I’m always amused when employment lawyers trip over themselves each year at this time to blog about the risks of gambling and lost productivity with the always-popular NCAA basketball tournament. It’s akin to the famed quote from Casablanca when Captain Renault says in Rick’s Cafe, “I’m shocked, shocked to find that gambling is going on in here!”
With March Madness upon us this week, it’s a near certainty that employees will chat about these games, debate the seedings and have a friendly office pool to boot. Far from being a detriment, employers should look upon the tournament as a good opportunity to boost morale and employee engagement. Granted, the stakes should remain reasonable—no $100 entry fees—but there are other incentives as well.
For instance, one blogger suggests a company could offer a free vacation day to the winner of the office pool and show that the company gets it. That incentive would certainly boost the engagement of many employees. And the lunch or break time discussions of everyone’s favorite team can do so as well.
Indeed, some surveys show that March Madness office pools actually boost morale and help employee productivity rather than harm it. What’s more, in this day and age of flexible scheduling, employees can make an effort to get work done ahead of time or else work late to ensure deadlines are still met if they are losing a little time here and there.
Of course, some common sense lines can be drawn. If your colleague in the next cubicle is spending two-and-a-half hours streaming the Duke vs. Palooka State game on his laptop, the employer need not look the other way as that’s not exactly a quick check of the scores.
But someone who would do that during the work day is likely a problem outside of March Madness time as well. As a former professor of mine once said, “Common sense is the least common of all the senses.”

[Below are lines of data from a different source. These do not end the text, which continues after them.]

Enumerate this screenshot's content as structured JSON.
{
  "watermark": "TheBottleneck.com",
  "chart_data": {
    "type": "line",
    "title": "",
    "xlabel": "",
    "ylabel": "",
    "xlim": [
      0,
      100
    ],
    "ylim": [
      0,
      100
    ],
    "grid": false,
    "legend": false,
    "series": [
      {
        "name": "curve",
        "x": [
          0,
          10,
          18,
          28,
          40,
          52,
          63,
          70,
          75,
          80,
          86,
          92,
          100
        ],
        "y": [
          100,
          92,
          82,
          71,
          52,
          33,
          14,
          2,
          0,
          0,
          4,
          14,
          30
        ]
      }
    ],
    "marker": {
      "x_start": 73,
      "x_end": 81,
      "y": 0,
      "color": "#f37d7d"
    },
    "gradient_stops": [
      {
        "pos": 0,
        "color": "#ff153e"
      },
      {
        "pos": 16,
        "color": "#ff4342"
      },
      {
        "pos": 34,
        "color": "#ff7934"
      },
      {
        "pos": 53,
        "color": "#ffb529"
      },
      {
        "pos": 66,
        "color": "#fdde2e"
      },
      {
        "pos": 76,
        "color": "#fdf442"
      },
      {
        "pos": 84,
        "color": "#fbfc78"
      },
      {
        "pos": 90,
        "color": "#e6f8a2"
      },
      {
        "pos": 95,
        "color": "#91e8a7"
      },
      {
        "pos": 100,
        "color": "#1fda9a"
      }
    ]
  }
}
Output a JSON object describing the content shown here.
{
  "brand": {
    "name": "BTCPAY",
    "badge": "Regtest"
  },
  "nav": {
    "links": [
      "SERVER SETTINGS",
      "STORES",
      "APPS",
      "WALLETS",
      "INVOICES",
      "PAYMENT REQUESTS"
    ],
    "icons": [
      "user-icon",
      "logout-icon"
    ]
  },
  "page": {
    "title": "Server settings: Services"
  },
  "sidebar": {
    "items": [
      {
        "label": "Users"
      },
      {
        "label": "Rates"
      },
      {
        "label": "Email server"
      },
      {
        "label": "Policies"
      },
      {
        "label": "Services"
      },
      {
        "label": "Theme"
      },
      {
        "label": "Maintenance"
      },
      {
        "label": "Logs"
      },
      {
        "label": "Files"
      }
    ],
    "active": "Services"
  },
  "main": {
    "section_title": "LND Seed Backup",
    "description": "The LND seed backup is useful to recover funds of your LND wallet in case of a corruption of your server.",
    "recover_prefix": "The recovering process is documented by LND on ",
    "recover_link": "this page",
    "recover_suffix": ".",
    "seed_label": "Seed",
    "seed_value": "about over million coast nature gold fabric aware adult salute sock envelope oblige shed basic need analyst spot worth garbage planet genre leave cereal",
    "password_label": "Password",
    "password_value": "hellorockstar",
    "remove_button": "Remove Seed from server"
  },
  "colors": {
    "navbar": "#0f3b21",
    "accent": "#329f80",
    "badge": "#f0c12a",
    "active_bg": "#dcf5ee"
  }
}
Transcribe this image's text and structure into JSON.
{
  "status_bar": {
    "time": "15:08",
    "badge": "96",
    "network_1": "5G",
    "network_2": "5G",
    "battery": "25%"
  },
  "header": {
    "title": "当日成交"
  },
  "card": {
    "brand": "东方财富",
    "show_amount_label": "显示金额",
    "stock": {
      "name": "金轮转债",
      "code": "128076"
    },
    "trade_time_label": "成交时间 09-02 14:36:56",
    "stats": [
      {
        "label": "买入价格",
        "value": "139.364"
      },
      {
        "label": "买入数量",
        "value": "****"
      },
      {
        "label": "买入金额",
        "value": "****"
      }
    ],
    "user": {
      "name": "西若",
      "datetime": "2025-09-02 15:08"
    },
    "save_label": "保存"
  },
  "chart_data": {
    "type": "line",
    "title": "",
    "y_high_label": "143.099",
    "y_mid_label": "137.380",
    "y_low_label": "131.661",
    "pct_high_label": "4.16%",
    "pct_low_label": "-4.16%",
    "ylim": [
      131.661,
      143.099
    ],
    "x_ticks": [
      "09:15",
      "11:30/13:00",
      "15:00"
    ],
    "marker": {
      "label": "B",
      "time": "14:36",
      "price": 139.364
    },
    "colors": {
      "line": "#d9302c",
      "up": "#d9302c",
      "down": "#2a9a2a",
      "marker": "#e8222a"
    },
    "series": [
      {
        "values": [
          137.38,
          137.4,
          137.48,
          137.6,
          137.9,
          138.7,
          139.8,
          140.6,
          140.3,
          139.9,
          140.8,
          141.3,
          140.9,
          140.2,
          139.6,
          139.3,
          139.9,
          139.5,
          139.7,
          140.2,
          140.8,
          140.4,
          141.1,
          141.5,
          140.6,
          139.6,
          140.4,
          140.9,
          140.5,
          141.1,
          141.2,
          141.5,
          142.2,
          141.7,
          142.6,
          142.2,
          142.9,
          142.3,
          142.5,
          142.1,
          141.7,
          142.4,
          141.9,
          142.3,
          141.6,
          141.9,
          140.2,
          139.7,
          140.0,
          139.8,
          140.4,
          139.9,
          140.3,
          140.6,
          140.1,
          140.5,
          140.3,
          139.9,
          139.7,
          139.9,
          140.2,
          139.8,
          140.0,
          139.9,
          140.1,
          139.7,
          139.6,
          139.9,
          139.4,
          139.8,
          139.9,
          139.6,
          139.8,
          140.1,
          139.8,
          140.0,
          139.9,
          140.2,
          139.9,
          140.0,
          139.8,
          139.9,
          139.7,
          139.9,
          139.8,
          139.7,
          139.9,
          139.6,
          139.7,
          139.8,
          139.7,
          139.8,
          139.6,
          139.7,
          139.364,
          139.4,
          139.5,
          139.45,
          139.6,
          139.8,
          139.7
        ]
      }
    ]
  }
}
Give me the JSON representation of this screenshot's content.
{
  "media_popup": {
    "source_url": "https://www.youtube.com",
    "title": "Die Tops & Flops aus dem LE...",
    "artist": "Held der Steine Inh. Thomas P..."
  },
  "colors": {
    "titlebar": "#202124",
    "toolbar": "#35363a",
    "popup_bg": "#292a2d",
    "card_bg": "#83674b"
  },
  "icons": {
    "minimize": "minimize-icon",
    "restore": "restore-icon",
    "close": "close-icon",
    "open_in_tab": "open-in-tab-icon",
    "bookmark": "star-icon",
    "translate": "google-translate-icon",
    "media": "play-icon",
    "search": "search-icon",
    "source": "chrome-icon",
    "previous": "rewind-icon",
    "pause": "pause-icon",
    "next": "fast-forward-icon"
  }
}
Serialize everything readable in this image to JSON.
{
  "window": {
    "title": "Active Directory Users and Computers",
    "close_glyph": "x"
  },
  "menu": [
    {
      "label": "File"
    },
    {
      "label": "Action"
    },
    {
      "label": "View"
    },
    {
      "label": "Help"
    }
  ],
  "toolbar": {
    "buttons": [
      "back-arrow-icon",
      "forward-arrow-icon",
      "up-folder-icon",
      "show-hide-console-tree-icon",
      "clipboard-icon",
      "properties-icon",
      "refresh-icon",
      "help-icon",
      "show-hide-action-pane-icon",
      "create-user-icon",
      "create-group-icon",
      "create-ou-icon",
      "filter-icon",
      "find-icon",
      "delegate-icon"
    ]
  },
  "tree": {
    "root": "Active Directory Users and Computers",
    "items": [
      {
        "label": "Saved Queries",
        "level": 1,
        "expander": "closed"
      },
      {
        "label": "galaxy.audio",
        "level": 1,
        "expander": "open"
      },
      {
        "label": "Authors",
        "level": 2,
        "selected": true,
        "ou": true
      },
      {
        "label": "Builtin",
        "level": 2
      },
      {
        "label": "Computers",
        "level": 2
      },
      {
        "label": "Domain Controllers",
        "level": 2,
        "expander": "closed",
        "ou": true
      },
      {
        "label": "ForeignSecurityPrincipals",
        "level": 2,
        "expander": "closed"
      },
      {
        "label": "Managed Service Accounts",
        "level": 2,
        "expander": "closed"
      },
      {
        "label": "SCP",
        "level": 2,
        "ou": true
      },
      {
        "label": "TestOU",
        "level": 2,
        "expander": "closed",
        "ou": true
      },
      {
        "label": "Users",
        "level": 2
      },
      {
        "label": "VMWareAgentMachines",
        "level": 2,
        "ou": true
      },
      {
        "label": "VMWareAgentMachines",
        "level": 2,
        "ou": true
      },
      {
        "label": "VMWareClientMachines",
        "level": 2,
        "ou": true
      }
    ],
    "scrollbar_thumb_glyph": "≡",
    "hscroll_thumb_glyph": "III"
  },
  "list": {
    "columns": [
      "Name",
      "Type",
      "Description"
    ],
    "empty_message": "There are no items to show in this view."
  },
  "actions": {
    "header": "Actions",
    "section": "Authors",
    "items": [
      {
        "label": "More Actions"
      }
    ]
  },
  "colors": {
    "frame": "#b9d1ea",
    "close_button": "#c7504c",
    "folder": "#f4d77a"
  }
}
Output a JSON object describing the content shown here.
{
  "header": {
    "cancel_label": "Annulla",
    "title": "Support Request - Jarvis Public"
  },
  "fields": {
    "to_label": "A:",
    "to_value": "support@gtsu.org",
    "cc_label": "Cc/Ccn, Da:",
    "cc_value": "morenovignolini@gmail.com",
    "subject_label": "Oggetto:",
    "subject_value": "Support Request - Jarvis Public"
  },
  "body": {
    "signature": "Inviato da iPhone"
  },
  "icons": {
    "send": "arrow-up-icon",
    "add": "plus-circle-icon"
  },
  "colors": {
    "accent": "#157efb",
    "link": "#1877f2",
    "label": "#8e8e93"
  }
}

Do you have any special concerns about March Madness in the workplace? And who do you think will win the tournament? Let us know by leaving a comment below.